If you can make it there, you'll make it anywhere. One of New York's five boroughs, Manhattan is the most densely populated landmass in America. Its busy streets have provided inspiration for thousands of artists, including writers. Here are nine enticing books that will make you feel like a local.
Age of Innocence
By Edith Wharton
Written as an "apology" for her earlier publication, House of Mirth, this book earned Edith Wharton a Pulitzer Prize in 1921—the first Pulitzer Prize ever given to a woman. A panorama of upper-crust New York in the 1870s, it is still high in demand at libraries and bookstores across America.
By Irini Spanidou
A snapshot of three months in New York's SoHo in the 1970s, Before probes the life, love and loss of aspiring writer Beatrice as she undergoes changes in her relationship with Ned, her painter husband.
By Jonathan Lethem
Set on the Upper East Side of Manhattan, Chronic City involves a circle of friends—a faded child star, a cultural critic, a hack ghostwriter of autobiographies and a city official. The New York Times named Chronic City one of 10 best books of the year for 2009.
By Jill Ciment
Ruth and Alex are in their twilight years and still very much in love when they find themselves—along with their dachshund Dorothy—in need of a new home. Set in the months just after 9/11, Heroic Measures is sure to make you laugh, cry and love.

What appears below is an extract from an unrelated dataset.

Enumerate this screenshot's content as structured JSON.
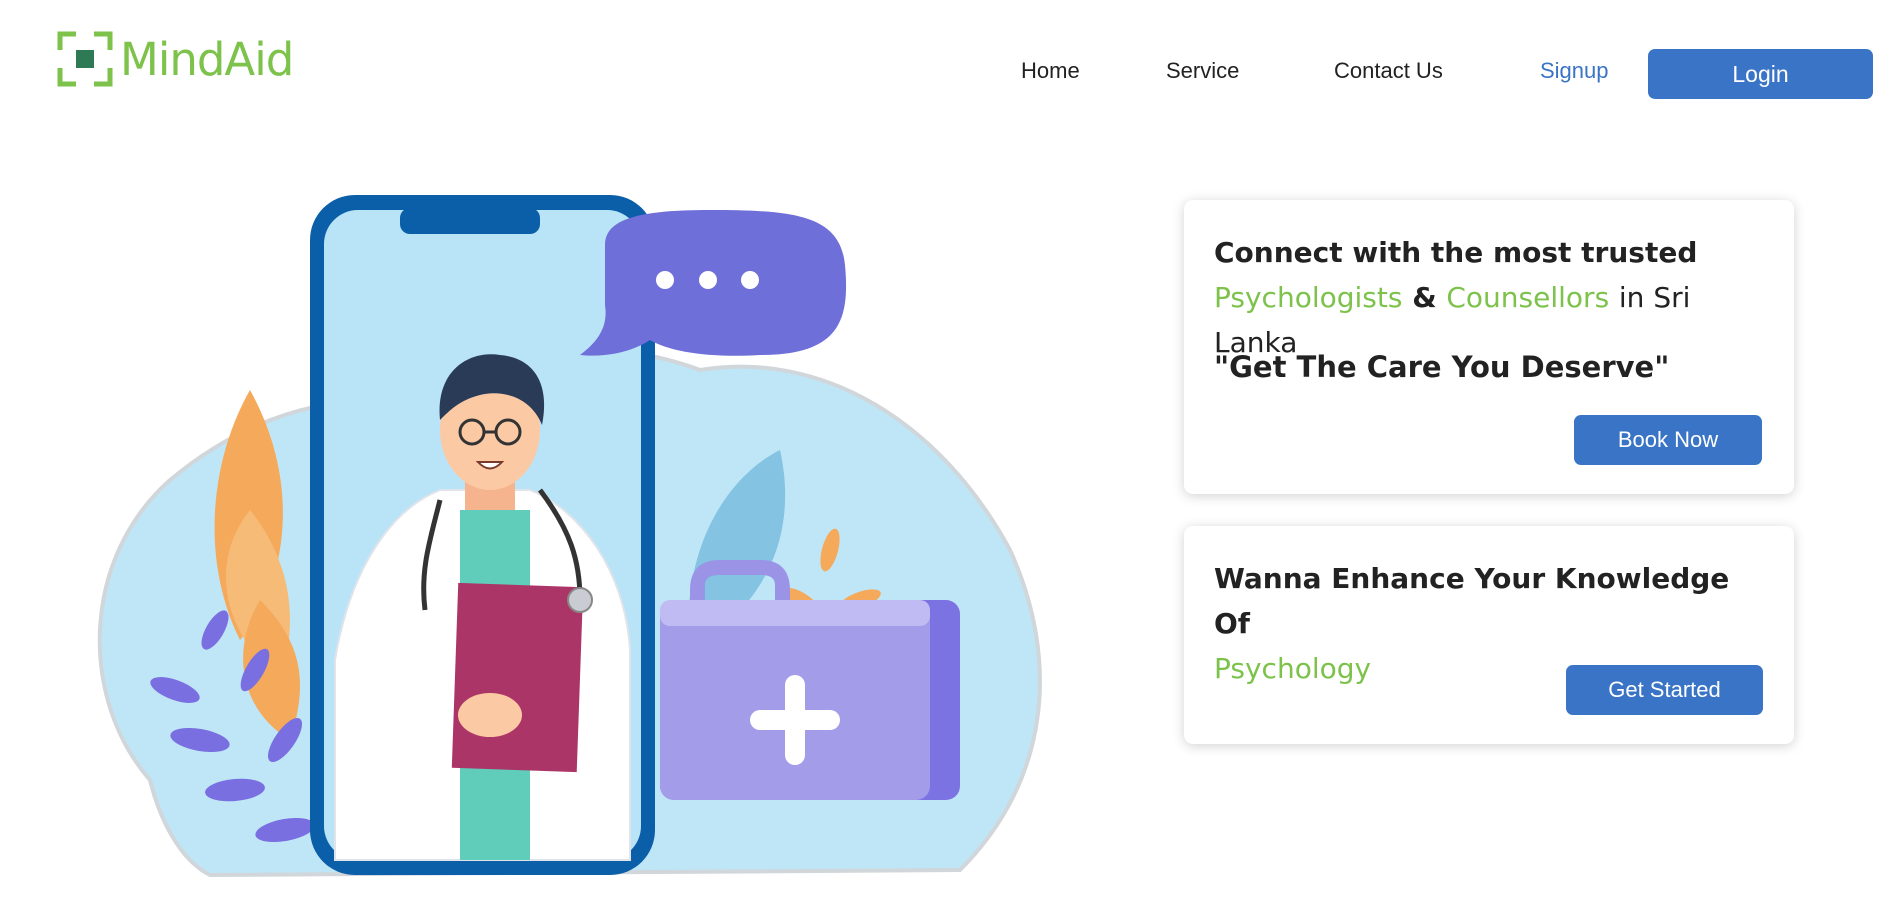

Let the Great World Spin
By Colum McCann
Let the Great World Spins opens with a small figure walking a tightrope between the Twin Towers in 1974 New York. In the streets below, a slew of ordinary lives become extraordinary in this stunningly lyrical and intricate portrait of a city and its people.
The New Yorkers
By Cathleen Schine
An ode to New Yorkers and their dogs, The New Yorkers strings together disparate stories connected only by the Upper West Side. Then, the summer of 2003 brings a blackout—and unexpected new directions. A heartfelt and curiously endearing read.
By John Wray
William Heller is a 16-year-old boy who takes us on a journey beyond New York itself and into a mind that hopes for better things, including saving the world from global warming. With a surprising lilt in the narrative, John Wray pays homage to Catcher in the Rye without missing a step in his own story.
One Fifth Avenue
By Candace Bushnell
If One Fifth Avenue teaches us anything, it's that all is fair in love and real estate. Here, the wealthy and eccentric go to blows over an art deco Greenwich Village building and the uproarious characters that inhabit it.
By Patrick McGrath
Charlie Weir is a psychiatrist specializing in trauma victims. When his misjudgment in the treatment of one of his patients has fatal consequences, it affects his family and his marriage in devastating ways. In this thriller, nothing is as it seems, and when you finish, you will only wish you had a little more.